Let market forces decide Sapura Energy Bhd’s fate; this is the view of some economists over the possible use of public funds or government loans to rescue the debt-laden oil and gas company, noting that any effort to save Sapura Energy must not involve public funds because these funds should not be used to protect the elites.
Sociopolitical analyst Prof Dr Awang Azman Awang Pawi said it was not necessary for the government to spend billions of people’s money for the benefit of a small group of corporates. “These are parts of the questions that many people complain about. I think the government should let the market forces decide the company’s fate,” he told the New Straits Times.
Public funds were more apt to be used for programmes that benefited the public, especially the working-class community, he added.
Awang Azman, nevertheless, suggested that the government consider letting Sapura Energy’s strategic investments or assets to be taken over by Petronas to have better efficiency, accountability, integrity and reliability.
In a Facebook posting on 20 March, former prime minister Datuk Seri Najib Razak suggested that the government should protect Sapura Energy from bankruptcy by providing loans or getting Petronas or Khazanah Nasional Bhd to take over the group from Permodalan Nasional Bhd (PNB).
He argued that the people would face big losses if Sapura Energy was not saved, citing RM4 billion in losses to holders of PNB-owned Amanah Saham Bumiputera and RM10 billion in losses to Malayan Banking Bhd, as well as the 10,000 employees that would lose their jobs.
Sapura Energy is currently undertaking a massive debt restructuring involving banks, vendors and contractors.
Putra Business School business development manager Associate Professor Dr Ahmed Razman Abdul Latiff agreed that rescuing Sapura Energy should not involve public funds or government loans.
However, Razman said the government might consider letting Petronas take over Sapura Energy for strategic reasons, given that the national oil company still required the latter’s services for its projects.
“Petronas should bail out Sapura only if they have performed the due diligence and the takeover will give net positive value added (to Petronas). Otherwise, they should not bail it out as Petronas’ directors have duties and responsibilities to act in the best interest of the company and act in good faith.”
Meanwhile, he said there should be little concern on PNB’s exposure in Sapura Energy as it was minimal and would not influence the fund’s dividend rate much.
The investment in Sapura Energy represented less than one percent of PNB’s total asset under management.
At the stock’s current share price of four sen, PNB’s 40 percent stake has been reduced to RM223.71 million, less than 10 per cent of the RM2.67 billion it injected in 2018, not including prior investments.

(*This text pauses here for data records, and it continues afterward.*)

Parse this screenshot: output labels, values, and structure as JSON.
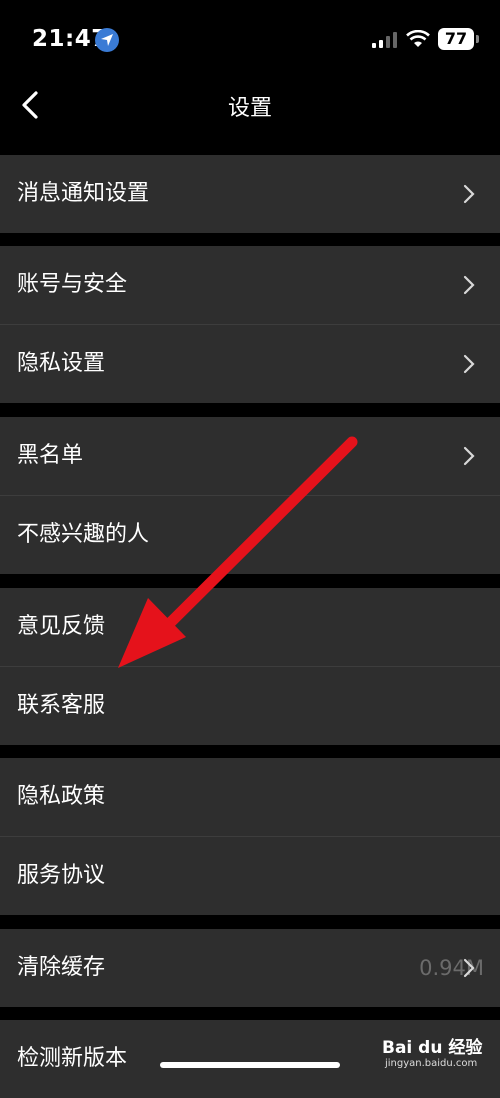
{
  "status_bar": {
    "time": "21:47",
    "battery": "77"
  },
  "nav": {
    "title": "设置"
  },
  "groups": [
    {
      "items": [
        {
          "label": "消息通知设置",
          "chevron": true
        }
      ]
    },
    {
      "items": [
        {
          "label": "账号与安全",
          "chevron": true
        },
        {
          "label": "隐私设置",
          "chevron": true
        }
      ]
    },
    {
      "items": [
        {
          "label": "黑名单",
          "chevron": true
        },
        {
          "label": "不感兴趣的人",
          "chevron": false
        }
      ]
    },
    {
      "items": [
        {
          "label": "意见反馈",
          "chevron": false
        },
        {
          "label": "联系客服",
          "chevron": false
        }
      ]
    },
    {
      "items": [
        {
          "label": "隐私政策",
          "chevron": false
        },
        {
          "label": "服务协议",
          "chevron": false
        }
      ]
    },
    {
      "items": [
        {
          "label": "清除缓存",
          "value": "0.94M",
          "chevron": true
        }
      ]
    },
    {
      "items": [
        {
          "label": "检测新版本",
          "chevron": false
        }
      ]
    }
  ],
  "watermark": {
    "brand": "Bai du 经验",
    "url": "jingyan.baidu.com"
  },
  "colors": {
    "background": "#000000",
    "row": "#2e2e2e",
    "annotation_arrow": "#e5121b"
  }
}
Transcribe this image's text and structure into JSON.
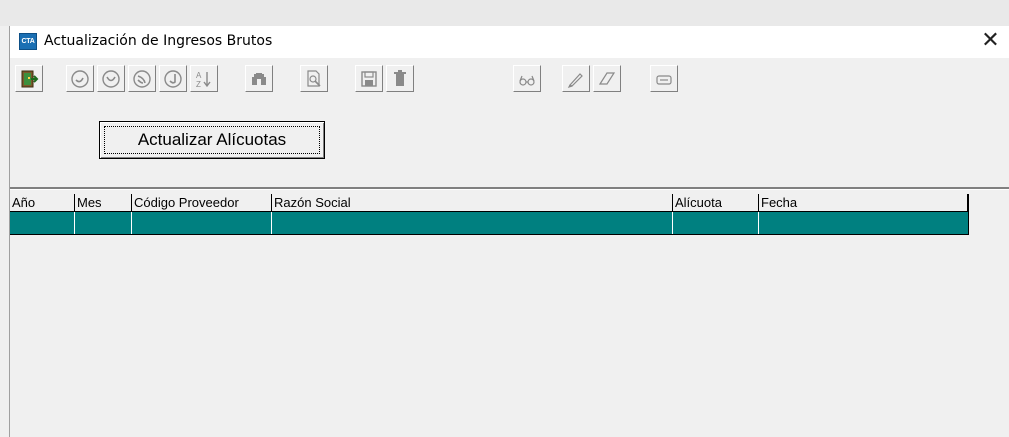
{
  "window": {
    "app_icon_text": "CTA",
    "title": "Actualización de Ingresos Brutos",
    "close_label": "✕"
  },
  "toolbar": {
    "buttons": [
      {
        "name": "exit-icon"
      },
      {
        "name": "first-record-icon"
      },
      {
        "name": "previous-record-icon"
      },
      {
        "name": "next-record-icon"
      },
      {
        "name": "last-record-icon"
      },
      {
        "name": "sort-icon"
      },
      {
        "name": "find-icon"
      },
      {
        "name": "preview-icon"
      },
      {
        "name": "save-icon"
      },
      {
        "name": "delete-icon"
      },
      {
        "name": "view-icon"
      },
      {
        "name": "edit-icon"
      },
      {
        "name": "erase-icon"
      },
      {
        "name": "print-icon"
      }
    ]
  },
  "actions": {
    "update_rates_label": "Actualizar Alícuotas"
  },
  "grid": {
    "columns": [
      "Año",
      "Mes",
      "Código Proveedor",
      "Razón Social",
      "Alícuota",
      "Fecha"
    ],
    "rows": [
      {
        "year": "",
        "month": "",
        "supplier_code": "",
        "business_name": "",
        "rate": "",
        "date": ""
      }
    ],
    "selected_row_color": "#008080"
  }
}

He said it was important to note that PNB paid dividends to its unitholders based on dividends and capital gains realised from its overall investments.
“As for the Employees Provident Fund (EPF), its 2.9 percent stake now carries the value of RM18.5 million only, which is very little compared to its RM1 trillion of assets under management. So, the negative impact to PNB and EPF caused by the current situation of Sapura Energy will not be materially significant,” said Razman.